BEGIN Material shown
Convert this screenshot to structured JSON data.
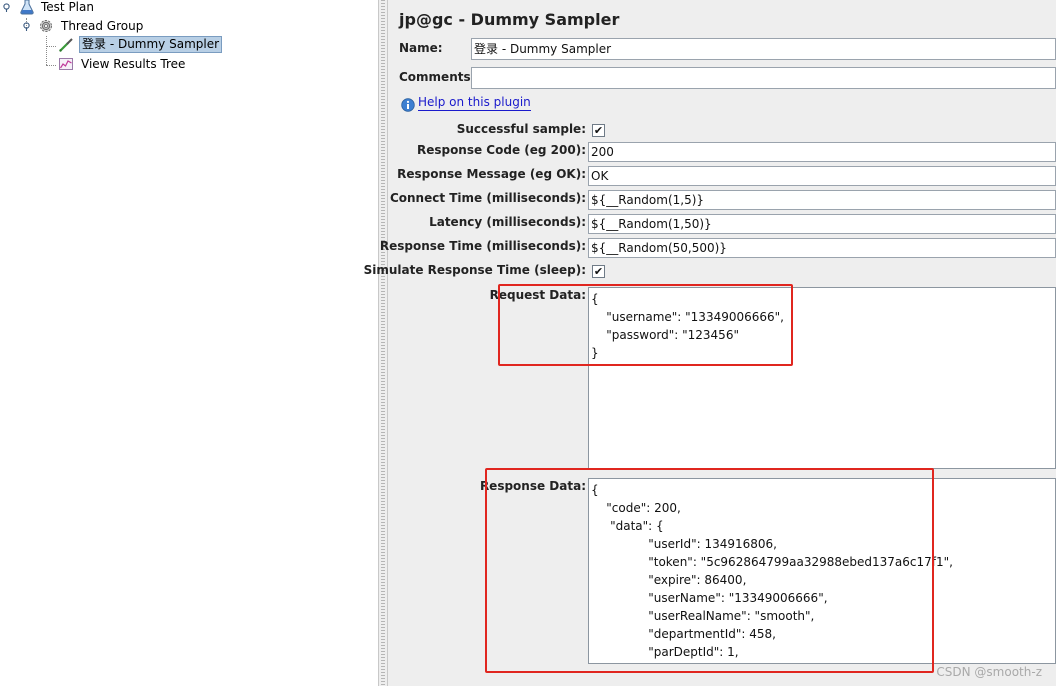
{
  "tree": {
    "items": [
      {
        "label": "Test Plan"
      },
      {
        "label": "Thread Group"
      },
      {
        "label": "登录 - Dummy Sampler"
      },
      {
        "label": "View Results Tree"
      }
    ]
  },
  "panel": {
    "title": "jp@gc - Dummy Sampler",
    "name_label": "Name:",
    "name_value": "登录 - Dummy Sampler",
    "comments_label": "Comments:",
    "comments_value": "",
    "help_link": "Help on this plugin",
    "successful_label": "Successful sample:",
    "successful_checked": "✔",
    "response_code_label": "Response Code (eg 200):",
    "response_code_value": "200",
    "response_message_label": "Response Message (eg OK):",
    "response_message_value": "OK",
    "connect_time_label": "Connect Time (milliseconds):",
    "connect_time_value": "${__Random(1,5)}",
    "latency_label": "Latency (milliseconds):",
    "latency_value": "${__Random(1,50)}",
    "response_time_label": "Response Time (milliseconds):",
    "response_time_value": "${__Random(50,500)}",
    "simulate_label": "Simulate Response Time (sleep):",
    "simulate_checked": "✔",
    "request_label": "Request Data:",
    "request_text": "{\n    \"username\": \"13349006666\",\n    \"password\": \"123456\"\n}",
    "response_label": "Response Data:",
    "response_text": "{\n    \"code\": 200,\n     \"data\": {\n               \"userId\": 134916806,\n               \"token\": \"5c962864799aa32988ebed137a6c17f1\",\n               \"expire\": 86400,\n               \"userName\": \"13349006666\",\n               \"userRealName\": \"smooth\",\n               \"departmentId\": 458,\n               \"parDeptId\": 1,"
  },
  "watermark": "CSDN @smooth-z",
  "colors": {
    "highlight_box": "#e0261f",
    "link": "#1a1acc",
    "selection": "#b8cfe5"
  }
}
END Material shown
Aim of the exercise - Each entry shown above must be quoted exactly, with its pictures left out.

Your solution -
Convert this screenshot to structured JSON data.
{
  "tree": {
    "items": [
      {
        "label": "Test Plan"
      },
      {
        "label": "Thread Group"
      },
      {
        "label": "登录 - Dummy Sampler"
      },
      {
        "label": "View Results Tree"
      }
    ]
  },
  "panel": {
    "title": "jp@gc - Dummy Sampler",
    "name_label": "Name:",
    "name_value": "登录 - Dummy Sampler",
    "comments_label": "Comments:",
    "comments_value": "",
    "help_link": "Help on this plugin",
    "successful_label": "Successful sample:",
    "successful_checked": "✔",
    "response_code_label": "Response Code (eg 200):",
    "response_code_value": "200",
    "response_message_label": "Response Message (eg OK):",
    "response_message_value": "OK",
    "connect_time_label": "Connect Time (milliseconds):",
    "connect_time_value": "${__Random(1,5)}",
    "latency_label": "Latency (milliseconds):",
    "latency_value": "${__Random(1,50)}",
    "response_time_label": "Response Time (milliseconds):",
    "response_time_value": "${__Random(50,500)}",
    "simulate_label": "Simulate Response Time (sleep):",
    "simulate_checked": "✔",
    "request_label": "Request Data:",
    "request_text": "{\n    \"username\": \"13349006666\",\n    \"password\": \"123456\"\n}",
    "response_label": "Response Data:",
    "response_text": "{\n    \"code\": 200,\n     \"data\": {\n               \"userId\": 134916806,\n               \"token\": \"5c962864799aa32988ebed137a6c17f1\",\n               \"expire\": 86400,\n               \"userName\": \"13349006666\",\n               \"userRealName\": \"smooth\",\n               \"departmentId\": 458,\n               \"parDeptId\": 1,"
  },
  "watermark": "CSDN @smooth-z",
  "colors": {
    "highlight_box": "#e0261f",
    "link": "#1a1acc",
    "selection": "#b8cfe5"
  }
}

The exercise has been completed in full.